[Excerpted records Boundary: Start]

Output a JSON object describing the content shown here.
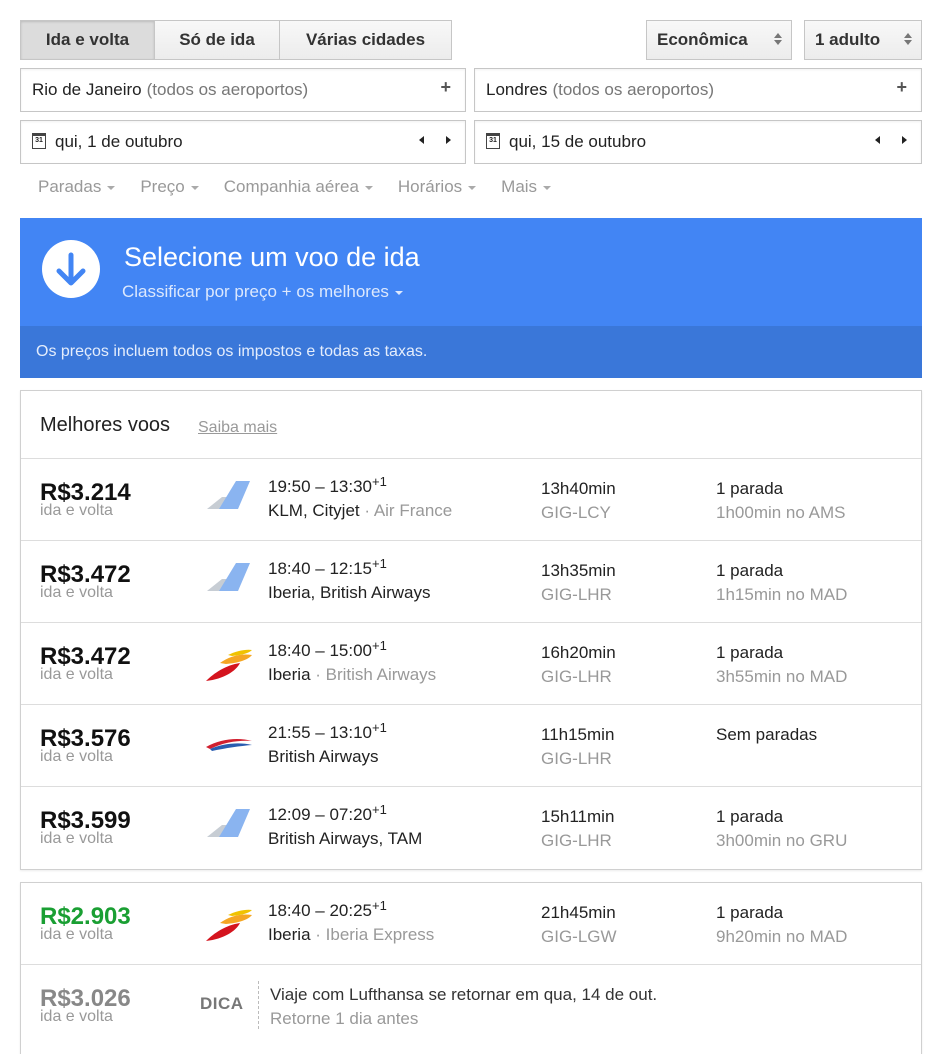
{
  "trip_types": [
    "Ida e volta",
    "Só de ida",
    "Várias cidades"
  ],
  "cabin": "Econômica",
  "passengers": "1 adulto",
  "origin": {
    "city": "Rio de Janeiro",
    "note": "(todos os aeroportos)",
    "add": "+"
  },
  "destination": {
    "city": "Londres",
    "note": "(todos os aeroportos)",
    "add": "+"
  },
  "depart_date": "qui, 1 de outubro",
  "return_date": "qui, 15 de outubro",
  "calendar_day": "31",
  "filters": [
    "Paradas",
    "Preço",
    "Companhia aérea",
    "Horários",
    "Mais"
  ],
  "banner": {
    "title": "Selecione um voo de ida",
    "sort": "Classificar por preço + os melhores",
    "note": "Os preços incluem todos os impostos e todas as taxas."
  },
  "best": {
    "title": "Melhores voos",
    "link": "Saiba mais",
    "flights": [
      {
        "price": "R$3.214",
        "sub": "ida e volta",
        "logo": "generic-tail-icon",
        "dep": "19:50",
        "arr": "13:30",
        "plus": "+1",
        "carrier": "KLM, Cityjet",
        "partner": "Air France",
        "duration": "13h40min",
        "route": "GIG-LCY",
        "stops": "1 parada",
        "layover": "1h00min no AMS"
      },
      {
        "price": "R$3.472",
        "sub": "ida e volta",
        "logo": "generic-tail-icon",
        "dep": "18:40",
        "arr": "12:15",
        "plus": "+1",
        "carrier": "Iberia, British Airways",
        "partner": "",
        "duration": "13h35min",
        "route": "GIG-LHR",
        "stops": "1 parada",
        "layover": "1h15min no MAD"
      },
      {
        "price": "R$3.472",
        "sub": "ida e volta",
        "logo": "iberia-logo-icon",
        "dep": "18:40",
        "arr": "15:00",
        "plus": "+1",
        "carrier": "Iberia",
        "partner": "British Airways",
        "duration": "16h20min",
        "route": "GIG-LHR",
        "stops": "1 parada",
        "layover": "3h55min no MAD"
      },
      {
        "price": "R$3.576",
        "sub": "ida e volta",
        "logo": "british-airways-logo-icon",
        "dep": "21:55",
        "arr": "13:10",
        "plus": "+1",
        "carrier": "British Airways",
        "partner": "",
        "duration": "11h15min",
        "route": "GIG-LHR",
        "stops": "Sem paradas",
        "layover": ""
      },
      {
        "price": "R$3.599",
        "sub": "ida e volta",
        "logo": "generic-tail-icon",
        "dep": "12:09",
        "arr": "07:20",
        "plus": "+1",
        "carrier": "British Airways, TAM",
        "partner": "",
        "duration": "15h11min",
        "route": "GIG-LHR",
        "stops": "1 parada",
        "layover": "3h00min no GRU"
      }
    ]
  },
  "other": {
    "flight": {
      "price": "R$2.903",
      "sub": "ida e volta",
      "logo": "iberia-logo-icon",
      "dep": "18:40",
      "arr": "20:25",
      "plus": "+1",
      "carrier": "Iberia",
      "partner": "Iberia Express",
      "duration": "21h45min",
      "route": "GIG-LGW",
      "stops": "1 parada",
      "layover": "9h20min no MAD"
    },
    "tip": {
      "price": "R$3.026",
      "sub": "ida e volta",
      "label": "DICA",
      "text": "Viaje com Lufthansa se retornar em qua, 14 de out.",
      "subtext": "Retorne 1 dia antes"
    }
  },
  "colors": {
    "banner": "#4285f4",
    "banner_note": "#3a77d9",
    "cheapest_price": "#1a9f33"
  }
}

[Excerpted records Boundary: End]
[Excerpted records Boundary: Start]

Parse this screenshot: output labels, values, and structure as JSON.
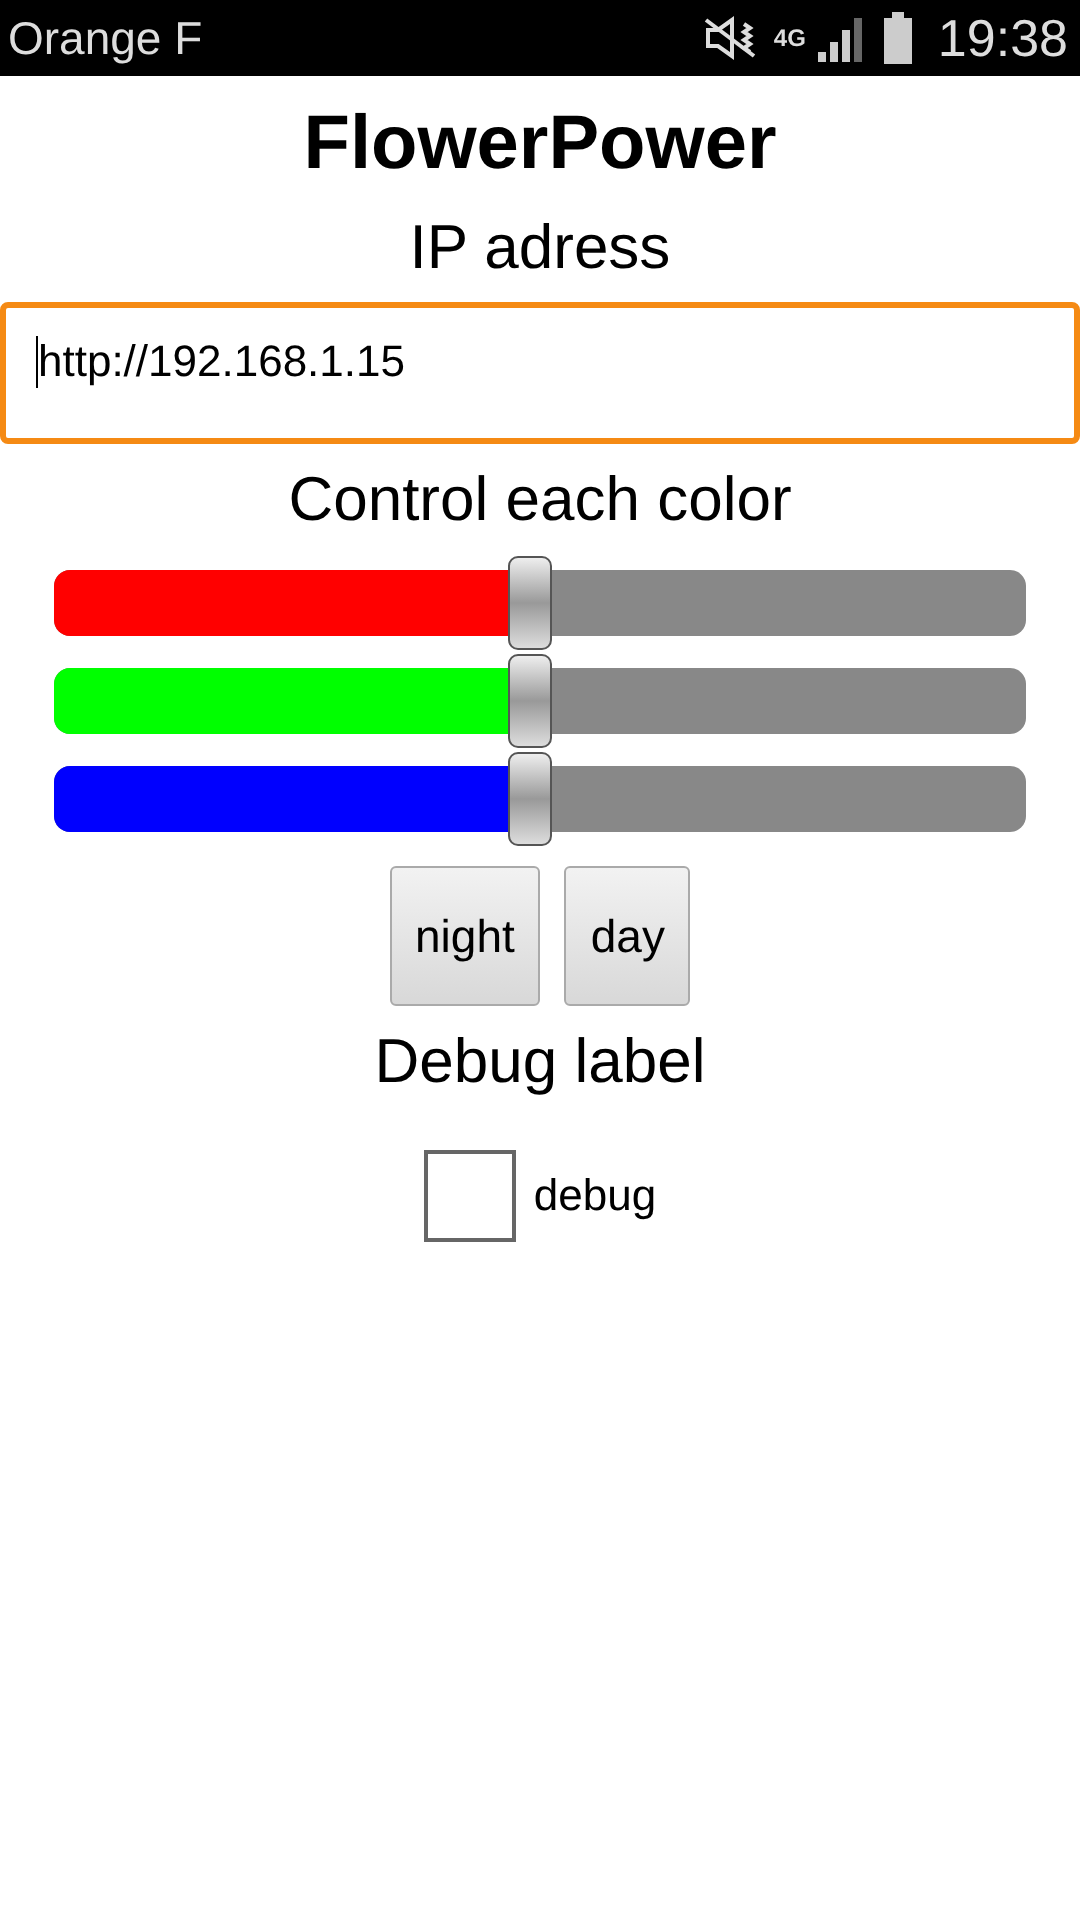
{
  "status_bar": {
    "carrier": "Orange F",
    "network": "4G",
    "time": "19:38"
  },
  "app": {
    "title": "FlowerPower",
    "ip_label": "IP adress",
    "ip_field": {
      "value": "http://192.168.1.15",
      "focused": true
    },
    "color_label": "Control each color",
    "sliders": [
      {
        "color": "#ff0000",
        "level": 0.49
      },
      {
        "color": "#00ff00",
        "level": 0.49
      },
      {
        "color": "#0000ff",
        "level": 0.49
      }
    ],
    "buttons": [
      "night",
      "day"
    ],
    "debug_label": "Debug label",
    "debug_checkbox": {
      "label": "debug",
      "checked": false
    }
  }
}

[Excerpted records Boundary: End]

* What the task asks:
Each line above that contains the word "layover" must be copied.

* Your solution:
        "layover": "1h00min no AMS"
        "layover": "1h15min no MAD"
        "layover": "3h55min no MAD"
        "layover": ""
        "layover": "3h00min no GRU"
      "layover": "9h20min no MAD"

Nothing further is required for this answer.